|By JENNI SEBORA|
Experts say one of the best gifts we can give our children is to have a good relationship with each other as parents and to demonstrate a healthy relationship in front of our children.
Even though kids, including my older children, will convey an audible disregard to parents’ outward displays of affection, it is important for them to see what a healthy relationship looks like between their parents.
Here are some simple ideas to share with your partner. My husband got these ideas from a community education/family education class that he took with our daughter.
Hold hands. Admit when you are wrong. Date once a week. Talk about dreams.
Give back rubs. Send a card for no reason. Start and end each day with a hug. Treat his or her friends and relatives with courtesy. Do it the other’s way.
Compliment your partner twice a day. Apologize. Show respect.
Call just to say, “I love you.” Wink at each other. Be positive.
Pray for one another. Laugh together. Cuddle. Celebrate. Forgive. Encourage.
Talk about your love. Reminisce. Touch. Smile often. Be kind. Seek outside help when you need it.
Dr. Phil recommends starting each day consciously thinking and asking oneself questions like these: “What can I do today to make my wife’s or husband’s day brighter? What can I do today to improve my marriage? What can I do today to brighten up my family’s life or improve our family unit?”
Wonderful questions and wonderful focuses for the day, and it is amazing what a simple gesture, such as an unexpected hug or a smile, can do for our loved ones.

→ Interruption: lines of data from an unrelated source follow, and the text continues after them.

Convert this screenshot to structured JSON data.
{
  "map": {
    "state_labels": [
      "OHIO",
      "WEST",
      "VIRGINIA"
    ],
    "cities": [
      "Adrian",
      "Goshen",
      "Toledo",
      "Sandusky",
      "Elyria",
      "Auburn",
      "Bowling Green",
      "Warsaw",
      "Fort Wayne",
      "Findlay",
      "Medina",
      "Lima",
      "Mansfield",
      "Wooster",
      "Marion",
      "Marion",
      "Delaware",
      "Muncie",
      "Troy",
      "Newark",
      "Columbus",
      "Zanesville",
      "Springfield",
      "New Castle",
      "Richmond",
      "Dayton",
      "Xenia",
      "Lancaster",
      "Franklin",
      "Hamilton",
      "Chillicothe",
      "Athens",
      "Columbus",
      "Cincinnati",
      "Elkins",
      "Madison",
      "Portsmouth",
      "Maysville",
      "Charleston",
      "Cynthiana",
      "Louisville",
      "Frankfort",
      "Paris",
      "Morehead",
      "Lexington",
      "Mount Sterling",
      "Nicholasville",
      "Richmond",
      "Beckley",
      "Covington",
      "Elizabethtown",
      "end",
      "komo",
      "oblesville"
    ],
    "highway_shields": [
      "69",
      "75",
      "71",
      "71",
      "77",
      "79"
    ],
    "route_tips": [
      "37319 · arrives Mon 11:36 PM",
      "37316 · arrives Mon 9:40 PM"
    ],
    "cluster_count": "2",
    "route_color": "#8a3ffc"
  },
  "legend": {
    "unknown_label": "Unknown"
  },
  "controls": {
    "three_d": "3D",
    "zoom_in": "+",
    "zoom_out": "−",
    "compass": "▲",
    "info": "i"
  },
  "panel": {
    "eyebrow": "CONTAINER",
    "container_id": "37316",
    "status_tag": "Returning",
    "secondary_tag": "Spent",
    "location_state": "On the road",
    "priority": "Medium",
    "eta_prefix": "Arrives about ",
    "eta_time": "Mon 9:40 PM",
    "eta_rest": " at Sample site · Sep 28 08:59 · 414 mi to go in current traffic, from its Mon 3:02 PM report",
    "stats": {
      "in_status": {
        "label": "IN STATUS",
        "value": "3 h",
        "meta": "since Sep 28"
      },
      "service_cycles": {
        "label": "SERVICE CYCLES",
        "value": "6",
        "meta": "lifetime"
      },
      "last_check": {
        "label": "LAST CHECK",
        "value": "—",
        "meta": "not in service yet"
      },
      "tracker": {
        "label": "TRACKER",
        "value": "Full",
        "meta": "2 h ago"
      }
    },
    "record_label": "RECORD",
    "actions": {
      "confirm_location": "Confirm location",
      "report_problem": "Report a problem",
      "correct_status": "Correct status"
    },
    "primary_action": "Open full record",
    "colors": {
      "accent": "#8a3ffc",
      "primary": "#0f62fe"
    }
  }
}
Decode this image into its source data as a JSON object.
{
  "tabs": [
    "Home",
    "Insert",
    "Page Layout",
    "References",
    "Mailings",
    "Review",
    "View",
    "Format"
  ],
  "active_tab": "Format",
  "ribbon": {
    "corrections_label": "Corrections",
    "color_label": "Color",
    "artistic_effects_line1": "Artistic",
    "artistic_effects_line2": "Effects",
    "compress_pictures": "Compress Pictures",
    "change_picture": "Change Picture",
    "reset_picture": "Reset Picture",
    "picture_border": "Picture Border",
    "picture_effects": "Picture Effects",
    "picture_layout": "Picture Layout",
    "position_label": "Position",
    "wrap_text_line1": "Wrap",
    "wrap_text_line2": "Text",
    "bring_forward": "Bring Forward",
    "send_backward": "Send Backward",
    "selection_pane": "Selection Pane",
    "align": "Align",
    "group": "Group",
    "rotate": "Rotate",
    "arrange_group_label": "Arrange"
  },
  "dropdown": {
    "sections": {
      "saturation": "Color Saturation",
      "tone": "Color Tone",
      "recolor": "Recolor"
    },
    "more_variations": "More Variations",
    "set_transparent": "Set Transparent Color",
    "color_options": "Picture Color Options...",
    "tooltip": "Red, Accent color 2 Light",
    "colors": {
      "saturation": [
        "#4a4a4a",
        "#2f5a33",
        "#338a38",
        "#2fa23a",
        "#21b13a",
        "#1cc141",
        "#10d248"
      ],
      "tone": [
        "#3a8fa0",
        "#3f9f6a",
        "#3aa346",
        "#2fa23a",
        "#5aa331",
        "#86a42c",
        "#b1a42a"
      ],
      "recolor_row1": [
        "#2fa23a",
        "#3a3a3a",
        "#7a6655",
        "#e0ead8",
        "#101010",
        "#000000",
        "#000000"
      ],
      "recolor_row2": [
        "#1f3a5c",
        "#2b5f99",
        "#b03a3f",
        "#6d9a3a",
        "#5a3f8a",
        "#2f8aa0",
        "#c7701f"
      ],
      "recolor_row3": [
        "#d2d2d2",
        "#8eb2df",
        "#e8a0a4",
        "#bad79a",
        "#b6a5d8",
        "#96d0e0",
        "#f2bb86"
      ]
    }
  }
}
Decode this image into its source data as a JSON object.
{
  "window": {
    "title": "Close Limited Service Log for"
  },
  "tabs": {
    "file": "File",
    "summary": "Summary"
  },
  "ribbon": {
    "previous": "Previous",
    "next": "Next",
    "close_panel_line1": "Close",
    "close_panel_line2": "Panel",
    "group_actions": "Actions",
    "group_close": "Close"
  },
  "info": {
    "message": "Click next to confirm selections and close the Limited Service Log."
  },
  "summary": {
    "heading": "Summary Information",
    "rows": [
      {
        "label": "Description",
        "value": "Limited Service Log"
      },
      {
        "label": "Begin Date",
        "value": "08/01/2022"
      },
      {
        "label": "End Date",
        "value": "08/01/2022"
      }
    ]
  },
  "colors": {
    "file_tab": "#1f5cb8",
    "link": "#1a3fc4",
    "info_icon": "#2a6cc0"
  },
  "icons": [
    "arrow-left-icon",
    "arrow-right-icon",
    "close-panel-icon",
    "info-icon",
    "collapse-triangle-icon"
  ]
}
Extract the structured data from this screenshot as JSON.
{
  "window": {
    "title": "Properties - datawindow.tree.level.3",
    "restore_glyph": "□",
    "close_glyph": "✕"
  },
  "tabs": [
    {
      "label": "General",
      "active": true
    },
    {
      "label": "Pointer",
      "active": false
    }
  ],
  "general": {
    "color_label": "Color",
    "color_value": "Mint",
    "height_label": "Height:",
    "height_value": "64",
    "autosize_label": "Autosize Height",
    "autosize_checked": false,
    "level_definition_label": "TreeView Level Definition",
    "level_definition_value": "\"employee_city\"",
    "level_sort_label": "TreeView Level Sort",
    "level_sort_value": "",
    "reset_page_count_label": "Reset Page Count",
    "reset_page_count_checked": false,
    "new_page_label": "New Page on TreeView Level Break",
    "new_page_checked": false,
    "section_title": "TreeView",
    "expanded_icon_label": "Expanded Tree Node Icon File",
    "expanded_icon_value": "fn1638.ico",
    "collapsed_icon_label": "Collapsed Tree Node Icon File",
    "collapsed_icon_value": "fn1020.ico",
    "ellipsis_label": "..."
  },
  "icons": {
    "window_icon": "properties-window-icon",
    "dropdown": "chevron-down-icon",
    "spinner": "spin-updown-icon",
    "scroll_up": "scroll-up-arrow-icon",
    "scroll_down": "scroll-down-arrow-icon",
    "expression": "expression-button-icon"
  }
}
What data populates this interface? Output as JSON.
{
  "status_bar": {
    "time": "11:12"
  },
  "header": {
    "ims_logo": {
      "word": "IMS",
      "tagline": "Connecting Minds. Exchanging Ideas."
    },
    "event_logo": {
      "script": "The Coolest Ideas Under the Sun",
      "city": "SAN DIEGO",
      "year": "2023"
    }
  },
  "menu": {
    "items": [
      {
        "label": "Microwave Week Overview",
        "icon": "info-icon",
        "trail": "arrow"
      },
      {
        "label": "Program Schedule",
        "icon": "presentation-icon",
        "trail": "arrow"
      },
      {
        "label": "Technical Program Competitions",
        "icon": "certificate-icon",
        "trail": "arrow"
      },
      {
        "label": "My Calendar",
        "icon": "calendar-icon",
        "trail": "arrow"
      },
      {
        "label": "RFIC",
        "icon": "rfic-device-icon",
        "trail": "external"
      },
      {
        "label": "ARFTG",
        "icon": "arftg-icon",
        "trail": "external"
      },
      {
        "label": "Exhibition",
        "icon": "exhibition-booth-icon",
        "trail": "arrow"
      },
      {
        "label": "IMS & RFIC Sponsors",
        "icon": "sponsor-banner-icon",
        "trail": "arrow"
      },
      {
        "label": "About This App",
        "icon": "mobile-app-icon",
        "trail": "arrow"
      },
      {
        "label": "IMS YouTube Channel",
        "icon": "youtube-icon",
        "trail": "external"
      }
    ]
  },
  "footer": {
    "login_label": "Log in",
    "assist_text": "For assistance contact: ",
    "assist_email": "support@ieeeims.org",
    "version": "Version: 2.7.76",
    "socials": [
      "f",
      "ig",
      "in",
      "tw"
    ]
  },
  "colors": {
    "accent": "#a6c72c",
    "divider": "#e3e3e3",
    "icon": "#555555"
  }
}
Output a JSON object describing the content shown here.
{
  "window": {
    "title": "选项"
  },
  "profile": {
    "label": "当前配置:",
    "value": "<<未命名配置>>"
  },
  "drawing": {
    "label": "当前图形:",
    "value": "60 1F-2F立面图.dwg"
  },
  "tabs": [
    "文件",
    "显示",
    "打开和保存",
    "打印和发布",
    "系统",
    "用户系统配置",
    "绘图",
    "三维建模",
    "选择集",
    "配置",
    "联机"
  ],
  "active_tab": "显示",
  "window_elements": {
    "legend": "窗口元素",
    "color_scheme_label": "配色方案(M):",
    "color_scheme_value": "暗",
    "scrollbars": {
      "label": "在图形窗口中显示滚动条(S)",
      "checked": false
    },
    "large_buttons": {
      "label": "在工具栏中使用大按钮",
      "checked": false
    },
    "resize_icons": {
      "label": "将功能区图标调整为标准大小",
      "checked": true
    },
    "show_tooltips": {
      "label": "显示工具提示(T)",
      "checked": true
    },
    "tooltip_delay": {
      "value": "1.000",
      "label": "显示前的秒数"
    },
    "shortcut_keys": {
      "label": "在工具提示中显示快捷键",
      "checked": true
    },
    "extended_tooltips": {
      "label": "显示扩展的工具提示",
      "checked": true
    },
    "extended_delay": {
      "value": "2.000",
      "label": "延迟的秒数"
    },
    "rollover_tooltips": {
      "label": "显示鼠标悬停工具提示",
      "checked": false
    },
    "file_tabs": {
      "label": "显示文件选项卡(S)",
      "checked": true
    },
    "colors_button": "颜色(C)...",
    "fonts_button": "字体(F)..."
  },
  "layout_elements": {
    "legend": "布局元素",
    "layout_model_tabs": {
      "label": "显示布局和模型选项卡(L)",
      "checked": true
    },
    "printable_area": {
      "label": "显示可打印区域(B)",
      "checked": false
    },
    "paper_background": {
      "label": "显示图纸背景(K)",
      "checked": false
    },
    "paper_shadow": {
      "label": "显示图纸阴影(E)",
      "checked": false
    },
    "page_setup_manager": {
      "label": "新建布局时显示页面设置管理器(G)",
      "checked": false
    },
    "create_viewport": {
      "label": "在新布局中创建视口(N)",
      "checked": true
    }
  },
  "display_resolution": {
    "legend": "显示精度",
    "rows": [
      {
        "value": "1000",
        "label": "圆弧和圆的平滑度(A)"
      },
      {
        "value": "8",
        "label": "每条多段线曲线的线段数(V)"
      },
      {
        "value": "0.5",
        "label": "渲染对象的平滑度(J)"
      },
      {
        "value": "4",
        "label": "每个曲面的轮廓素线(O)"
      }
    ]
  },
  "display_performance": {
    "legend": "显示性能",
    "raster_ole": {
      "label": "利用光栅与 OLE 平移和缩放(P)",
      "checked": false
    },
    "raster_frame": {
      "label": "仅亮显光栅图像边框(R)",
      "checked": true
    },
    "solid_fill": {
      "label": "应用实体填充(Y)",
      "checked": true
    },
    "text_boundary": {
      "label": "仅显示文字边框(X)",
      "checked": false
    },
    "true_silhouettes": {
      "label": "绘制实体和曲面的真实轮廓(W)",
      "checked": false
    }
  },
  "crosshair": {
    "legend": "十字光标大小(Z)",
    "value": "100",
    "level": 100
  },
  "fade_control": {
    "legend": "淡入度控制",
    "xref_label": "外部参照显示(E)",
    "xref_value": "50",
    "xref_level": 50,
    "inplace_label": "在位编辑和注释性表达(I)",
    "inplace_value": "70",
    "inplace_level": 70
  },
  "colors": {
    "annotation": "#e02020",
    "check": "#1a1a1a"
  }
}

Here’s another winter poem I would like to share, “I Heard a Bird Sing,” written by Oliver Herford.
I heard a bird sing
In the dark of December
A magical thing
And sweet to remember:
“We are nearer to Spring
Than we were in September,”
I heard a bird sing
In the dark of December.
A warm idea
Here’s a “warm” idea to inspire kids to get dressed in the morning
In the FamilyFun magazine, a mother shared her secret for prompting her kids to get dressed for school on those cold winter days: try putting their outfits, socks and all, in the dryer for a few minutes to warm them up. When she brings them up the stairs, she calls, “Get your hot, toasted clothes.” And they do.
A sock snowperson
On those really cold, bitter winter days, make some snow people inside, too.
Using white socks, string, markers and/or felt, stuffing and scissors, push the stuffing into a white sock to form the head of the snowman. Tightly tie a piece of string under the head to form the neck, and stuff the rest of the sock to form the body. Tie the bottom of the sock together tightly and trim off any leftover part of the sock.
Add on other features, such as the mouth, nose, and eyes with markers or cut-out felt pieces.
“Even though many children got lots of new toys for Christmas, the magic is still in the child’s mind, rather than in the toy.”